2. “Bringing a baby to a conference: The Australian Historical Association edition,” by Dr Laura Rademaker, July 10, 2017.
In another important blog about the realities of academia, Laura Rademaker reflected on the challenges of bringing a young baby to an academic conference that offers no childcare.
memories – running to & fro to breastfeed cas.childcare @anu, no chats & starved.
— Ann McGrath (@AnnMcGrath5) July 10, 2017
1. “Marriage debates in the twentieth and twenty-first centuries,” by Dr Lisa Featherstone, September 17, 2017.
In another blog post from VIDA’s marriage equality series, Lisa Featherstone discussed the similarities between arguments used against marriage equality and arguments used to resist marital rape law reform in the 1970s and 1980s.
This blog featured in a Huffington Post article in September 2017, offering historical perspective to Monica Campo’s important reflections, “What’s So Great About ‘Traditional Marriage’ Anyway?”
In 70s & 80s, conservatives said criminalising marital rape would be 'crushing blow' to marriage. Sound familiar? https://t.co/aWQ0H1L2qR
— Michael Salter (@mike_salter) September 18, 2017
We would like to give special mention to a few blogs published in 2016, which have continued to attract new readers throughout 2017.
“Rape in marriage: Why was it so hard to criminalise sexual violence?” by Dr Lisa Featherstone, December 7, 2016.
Lisa Featherstone’s reflections on the criminalisation of marital rape in Australia between the 1970s and 1990s have become the most-read VIDA blog.

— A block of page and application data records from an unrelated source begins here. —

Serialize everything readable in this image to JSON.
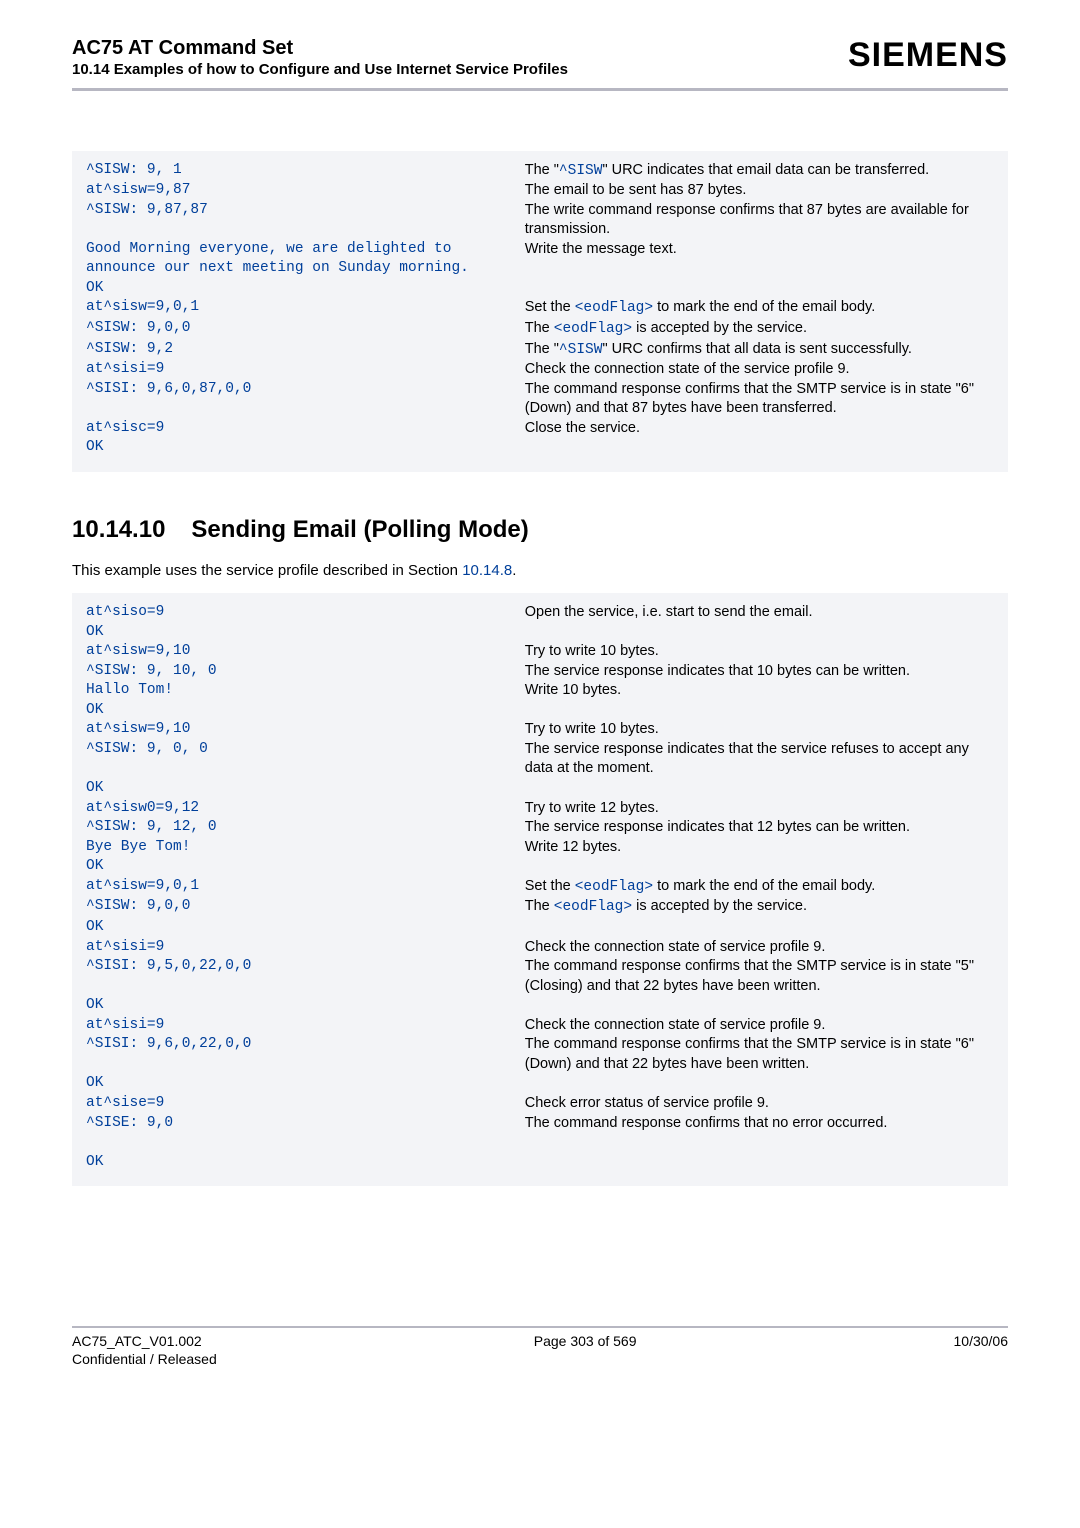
{
  "header": {
    "doc_title": "AC75 AT Command Set",
    "doc_subtitle": "10.14 Examples of how to Configure and Use Internet Service Profiles",
    "brand": "SIEMENS"
  },
  "block1": {
    "rows": [
      {
        "cmd": "^SISW: 9, 1",
        "desc_pre": "The \"",
        "desc_code": "^SISW",
        "desc_post": "\" URC indicates that email data can be transferred."
      },
      {
        "cmd": "at^sisw=9,87",
        "desc": "The email to be sent has 87 bytes."
      },
      {
        "cmd": "^SISW: 9,87,87",
        "desc": "The write command response confirms that 87 bytes are available for transmission."
      },
      {
        "cmd": "Good Morning everyone, we are delighted to announce our next meeting on Sunday morning.",
        "desc": "Write the message text."
      },
      {
        "cmd": "OK",
        "desc": ""
      },
      {
        "cmd": "at^sisw=9,0,1",
        "desc_pre": "Set the ",
        "desc_code": "<eodFlag>",
        "desc_post": " to mark the end of the email body."
      },
      {
        "cmd": "^SISW: 9,0,0",
        "desc_pre": "The ",
        "desc_code": "<eodFlag>",
        "desc_post": " is accepted by the service."
      },
      {
        "cmd": "^SISW: 9,2",
        "desc_pre": "The \"",
        "desc_code": "^SISW",
        "desc_post": "\" URC confirms that all data is sent successfully."
      },
      {
        "cmd": "at^sisi=9",
        "desc": "Check the connection state of the service profile 9."
      },
      {
        "cmd": "^SISI: 9,6,0,87,0,0",
        "desc": "The command response confirms that the SMTP service is in state \"6\" (Down) and that 87 bytes have been transferred."
      },
      {
        "cmd": "at^sisc=9",
        "desc": "Close the service."
      },
      {
        "cmd": "OK",
        "desc": ""
      }
    ]
  },
  "section": {
    "num": "10.14.10",
    "title": "Sending Email (Polling Mode)",
    "intro_pre": "This example uses the service profile described in Section ",
    "intro_link": "10.14.8",
    "intro_post": "."
  },
  "block2": {
    "rows": [
      {
        "cmd": "at^siso=9",
        "desc": "Open the service, i.e. start to send the email."
      },
      {
        "cmd": "OK",
        "desc": ""
      },
      {
        "cmd": "at^sisw=9,10",
        "desc": "Try to write 10 bytes."
      },
      {
        "cmd": "^SISW: 9, 10, 0",
        "desc": "The service response indicates that 10 bytes can be written."
      },
      {
        "cmd": "Hallo Tom!",
        "desc": "Write 10 bytes."
      },
      {
        "cmd": "OK",
        "desc": ""
      },
      {
        "cmd": "at^sisw=9,10",
        "desc": "Try to write 10 bytes."
      },
      {
        "cmd": "^SISW: 9, 0, 0",
        "desc": "The service response indicates that the service refuses to accept any data at the moment."
      },
      {
        "cmd": "OK",
        "desc": ""
      },
      {
        "cmd": "at^sisw0=9,12",
        "desc": "Try to write 12 bytes."
      },
      {
        "cmd": "^SISW: 9, 12, 0",
        "desc": "The service response indicates that 12 bytes can be written."
      },
      {
        "cmd": "Bye Bye Tom!",
        "desc": "Write 12 bytes."
      },
      {
        "cmd": "OK",
        "desc": ""
      },
      {
        "cmd": "at^sisw=9,0,1",
        "desc_pre": "Set the ",
        "desc_code": "<eodFlag>",
        "desc_post": " to mark the end of the email body."
      },
      {
        "cmd": "^SISW: 9,0,0",
        "desc_pre": "The ",
        "desc_code": "<eodFlag>",
        "desc_post": " is accepted by the service."
      },
      {
        "cmd": "OK",
        "desc": ""
      },
      {
        "cmd": "at^sisi=9",
        "desc": "Check the connection state of service profile 9."
      },
      {
        "cmd": "^SISI: 9,5,0,22,0,0",
        "desc": "The command response confirms that the SMTP service is in state \"5\" (Closing) and that 22 bytes have been written."
      },
      {
        "cmd": "OK",
        "desc": ""
      },
      {
        "cmd": "at^sisi=9",
        "desc": "Check the connection state of service profile 9."
      },
      {
        "cmd": "^SISI: 9,6,0,22,0,0",
        "desc": "The command response confirms that the SMTP service is in state \"6\" (Down) and that 22 bytes have been written."
      },
      {
        "cmd": "OK",
        "desc": ""
      },
      {
        "cmd": "at^sise=9",
        "desc": "Check error status of service profile 9."
      },
      {
        "cmd": "^SISE: 9,0",
        "desc": "The command response confirms that no error occurred."
      },
      {
        "cmd": "",
        "desc": ""
      },
      {
        "cmd": "OK",
        "desc": ""
      }
    ]
  },
  "footer": {
    "left1": "AC75_ATC_V01.002",
    "left2": "Confidential / Released",
    "center": "Page 303 of 569",
    "right": "10/30/06"
  }
}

“Towards a feminist history of domestic violence in Australia,” Dr Zora Simic, November 24, 2016.
Zora Simic’s blog, which was the inaugural post in our 2016 series for the the 16 Days of Activism Against Gender Violence Campaign, remains another favourite.

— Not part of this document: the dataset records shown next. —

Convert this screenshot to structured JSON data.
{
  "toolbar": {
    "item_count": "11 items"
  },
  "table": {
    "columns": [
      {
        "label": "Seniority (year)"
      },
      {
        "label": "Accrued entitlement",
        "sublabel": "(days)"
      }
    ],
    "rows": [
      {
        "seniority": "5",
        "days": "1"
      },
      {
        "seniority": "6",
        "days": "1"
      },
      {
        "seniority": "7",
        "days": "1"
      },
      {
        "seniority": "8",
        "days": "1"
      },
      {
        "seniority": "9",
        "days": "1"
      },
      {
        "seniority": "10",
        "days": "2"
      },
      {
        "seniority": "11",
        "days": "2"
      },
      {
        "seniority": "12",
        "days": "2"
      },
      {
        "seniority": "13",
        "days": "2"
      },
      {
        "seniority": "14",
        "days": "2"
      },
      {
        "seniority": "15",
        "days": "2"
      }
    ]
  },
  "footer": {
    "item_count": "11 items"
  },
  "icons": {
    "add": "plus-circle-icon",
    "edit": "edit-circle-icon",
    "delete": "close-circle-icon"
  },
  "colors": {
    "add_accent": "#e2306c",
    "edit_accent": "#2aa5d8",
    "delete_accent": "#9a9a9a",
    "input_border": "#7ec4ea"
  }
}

“Are you really gay enough to be a refugee?” Dr Senthorun Raj, December 8, 2016.
Senthorun Raj’s discussion of how pop culture stereotypes about homosexuality enable bureaucratic violence towards refugees remains timely in the context of the ongoing human rights abuses of refugees by the Australian government.
“Remembering Tracy Banivanua Mar,” by Dr Nadia Rhook, September 1, 2017.
And finally, Nadia Rhook shared a heartfelt poem commemorating the life and work of Tracey Banivanua Mar, historian of colonialism and post-colonialism in the Australian and Pacific region, and Associate Professor at La Trobe University.
Vale Tracey, taken from the world too soon on August 19, 2017.
Ana Stevenson is a Postdoctoral Research Fellow in the International Studies Group at the University of the Free State, South Africa in the field of women’s history and transnational social movements. In the past she has written for The Conversation, the Queensland Historical Atlas, and the British Association for American Studies’ award-winning blog, U.S. Studies Online. Ana is a Managing Editor for VIDA blog.
Follow Ana on Twitter @DrAnaStevenson.
Alana Piper is a Postdoctoral Research Fellow at Griffith University in the fields of gender and criminal justice history. Her research is particularly interested in economically-motivated crimes such as theft, fraud, prostitution and fortune-telling. In the past she has contributed to The Conversation and History Workshop Online, as well as being a regular contributor to and convenor of the Prosecution Project blog. Alana is a Managing Editor for VIDA.
Follow Alana on Twitter @.